Keep it short Typically newspapers will accept op-eds of words. Make your op-ed timely Editors will be looking for op-ed columns that are compelling and which engage readers in the public debate about a timely issue.
Review the opinion pages By reading the opinion pages, you can get a sense of what is being covered and what is not being addressed. You can also get an idea of the types of op-eds that the editor publishes. Even before adolescence, however, the need for mental health intervention exists and access to services for our youngest children is dire.
Infants and very young toddlers deal with issues that can often manifest in dysfunction or illness even before preschool, when expulsion rates are more than three times the expulsion rate of students in Kindergarten through 12th grade.
The brains of babies and young toddlers are developing rapidly, forming the architecture for future learning and progress. If they are exposed to unrelenting trauma, fear or stress, it can result in challenges that are harder to address down the road.
There is growing evidence that early childhood interventions work, and they also represent an excellent return on investment.
This statement, made by Rep. Rosa DeLauro, D-3, in a recent congressional budget hearing, is backed by extensive evidence. But the reality is that too many babies, in Connecticut and across the country, are falling behind developmentally even before their second birthday.
We recently had the chance to reinforce these points in testimony to DeLauro and her colleagues on the House Appropriations Subcommittee on Labor, Health and Human Services, and Education.

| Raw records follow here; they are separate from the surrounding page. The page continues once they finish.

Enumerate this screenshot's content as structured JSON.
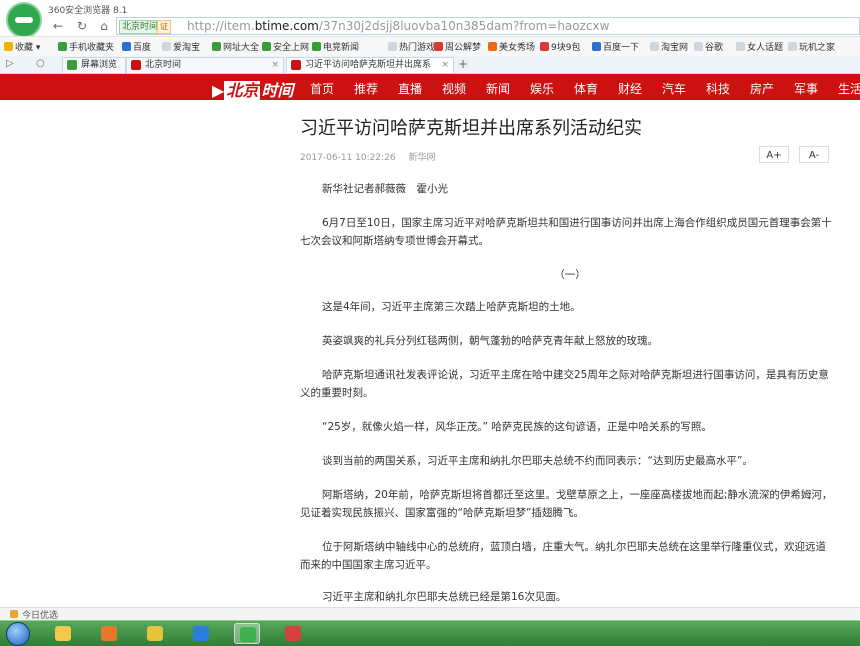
{
  "browser": {
    "title": "360安全浏览器 8.1",
    "site_badge": "北京时间",
    "cert_badge": "证",
    "url_prefix": "http://item.",
    "url_domain": "btime.com",
    "url_rest": "/37n30j2dsjj8luovba10n385dam?from=haozcxw"
  },
  "favorites": [
    {
      "label": "收藏 ▾",
      "color": "#f0b400"
    },
    {
      "label": "手机收藏夹",
      "color": "#3a9c3a"
    },
    {
      "label": "百度",
      "color": "#2f6fd0"
    },
    {
      "label": "爱淘宝",
      "color": "#cfd6de"
    },
    {
      "label": "网址大全",
      "color": "#3a9c3a"
    },
    {
      "label": "安全上网",
      "color": "#3a9c3a"
    },
    {
      "label": "电竞新闻",
      "color": "#3a9c3a"
    },
    {
      "label": "热门游戏",
      "color": "#cfd6de"
    },
    {
      "label": "周公解梦",
      "color": "#d83a3a"
    },
    {
      "label": "美女秀场",
      "color": "#e86a1a"
    },
    {
      "label": "9块9包",
      "color": "#d83a3a"
    },
    {
      "label": "百度一下",
      "color": "#2f6fd0"
    },
    {
      "label": "淘宝网",
      "color": "#cfd6de"
    },
    {
      "label": "谷歌",
      "color": "#cfd6de"
    },
    {
      "label": "女人话题",
      "color": "#cfd6de"
    },
    {
      "label": "玩机之家",
      "color": "#cfd6de"
    }
  ],
  "tabs": [
    {
      "label": "屏幕浏览",
      "color": "#3a9c3a"
    },
    {
      "label": "北京时间",
      "color": "#cc1111"
    },
    {
      "label": "习近平访问哈萨克斯坦并出席系",
      "color": "#cc1111"
    }
  ],
  "site": {
    "logo_bj": "北京",
    "logo_rest": "时间",
    "nav": [
      "首页",
      "推荐",
      "直播",
      "视频",
      "新闻",
      "娱乐",
      "体育",
      "财经",
      "汽车",
      "科技",
      "房产",
      "军事",
      "生活"
    ]
  },
  "article": {
    "title": "习近平访问哈萨克斯坦并出席系列活动纪实",
    "date": "2017-06-11 10:22:26",
    "source": "新华网",
    "font_up": "A+",
    "font_down": "A-",
    "byline": "新华社记者郝薇薇　霍小光",
    "paragraphs": [
      "6月7日至10日，国家主席习近平对哈萨克斯坦共和国进行国事访问并出席上海合作组织成员国元首理事会第十七次会议和阿斯塔纳专项世博会开幕式。",
      "（一）",
      "这是4年间，习近平主席第三次踏上哈萨克斯坦的土地。",
      "英姿飒爽的礼兵分列红毯两侧，朝气蓬勃的哈萨克青年献上怒放的玫瑰。",
      "哈萨克斯坦通讯社发表评论说，习近平主席在哈中建交25周年之际对哈萨克斯坦进行国事访问，是具有历史意义的重要时刻。",
      "“25岁，就像火焰一样，风华正茂。” 哈萨克民族的这句谚语，正是中哈关系的写照。",
      "谈到当前的两国关系，习近平主席和纳扎尔巴耶夫总统不约而同表示：“达到历史最高水平”。",
      "阿斯塔纳，20年前，哈萨克斯坦将首都迁至这里。戈壁草原之上，一座座高楼拔地而起;静水流深的伊希姆河，见证着实现民族振兴、国家富强的“哈萨克斯坦梦”插翅腾飞。",
      "位于阿斯塔纳中轴线中心的总统府，蓝顶白墙，庄重大气。纳扎尔巴耶夫总统在这里举行隆重仪式，欢迎远道而来的中国国家主席习近平。",
      "习近平主席和纳扎尔巴耶夫总统已经是第16次见面。"
    ]
  },
  "status": {
    "label": "今日优选"
  },
  "taskbar": [
    {
      "name": "folder-icon",
      "color": "#f2c94c"
    },
    {
      "name": "game-icon",
      "color": "#e8772e"
    },
    {
      "name": "paint-icon",
      "color": "#e8c33a"
    },
    {
      "name": "kugou-icon",
      "color": "#2b7de0"
    },
    {
      "name": "browser-360-icon",
      "color": "#3fb24f"
    },
    {
      "name": "screenshot-icon",
      "color": "#d84040"
    }
  ]
}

If this country is to remain globally competitive, we argue, there is no greater return than an investment in our youngest assets — our children.
More specifically, our babies. Babies are born with an amazing capacity to learn.Letter to the editor ideas 1.
LETTER TO THE EDITOR IDEAS 1 A.M. to P.M. school day 2 Year-round school 3 4-day school week 4 Evening classes 5 Evening assess to library 6 Zero tolerance policy for grades 7 Exit exam 8 Vocational classes 9 School to work program 10 Mandatory community service 11 More/equal funding for Native American education 12 Cell phones/CD players/I-pods/etc.
. In addition, encourage others to write letters to the editor. Finally, include C ontact information. The newspaper may need verification or more information before it will publish your letter. The relationship you build with your sponsored child through letter writing is crucial in helping meet your child’s needs.
Our letter-writing prompts and suggestions for how to write a letter to your sponsored child will take the stress out of writing your next letter.
A recent study we carried. How to Write a Letter to the Editor and an Opinion Editorial Jun 19, This advocacy tool outlines suggestions for writing letters to the editor and op-eds and getting them printed, as well as examples of published opinion pieces.
Jan 24, · What's a good topic on which to write a letter to the editor? Update Cancel.
Answer Wiki. 8 Answers. What's a good topic on which to write a letter to the editor? I’ve had three letters in the Times, and two in the (God help me) Daily Mail, and several in Metro, as well ask the local paper.
What are some good topics to write a .
Send a letter to the editor here. These letters may be edited and posted on TIME Ideas. These letters may be edited and posted on TIME Ideas. Note: The views .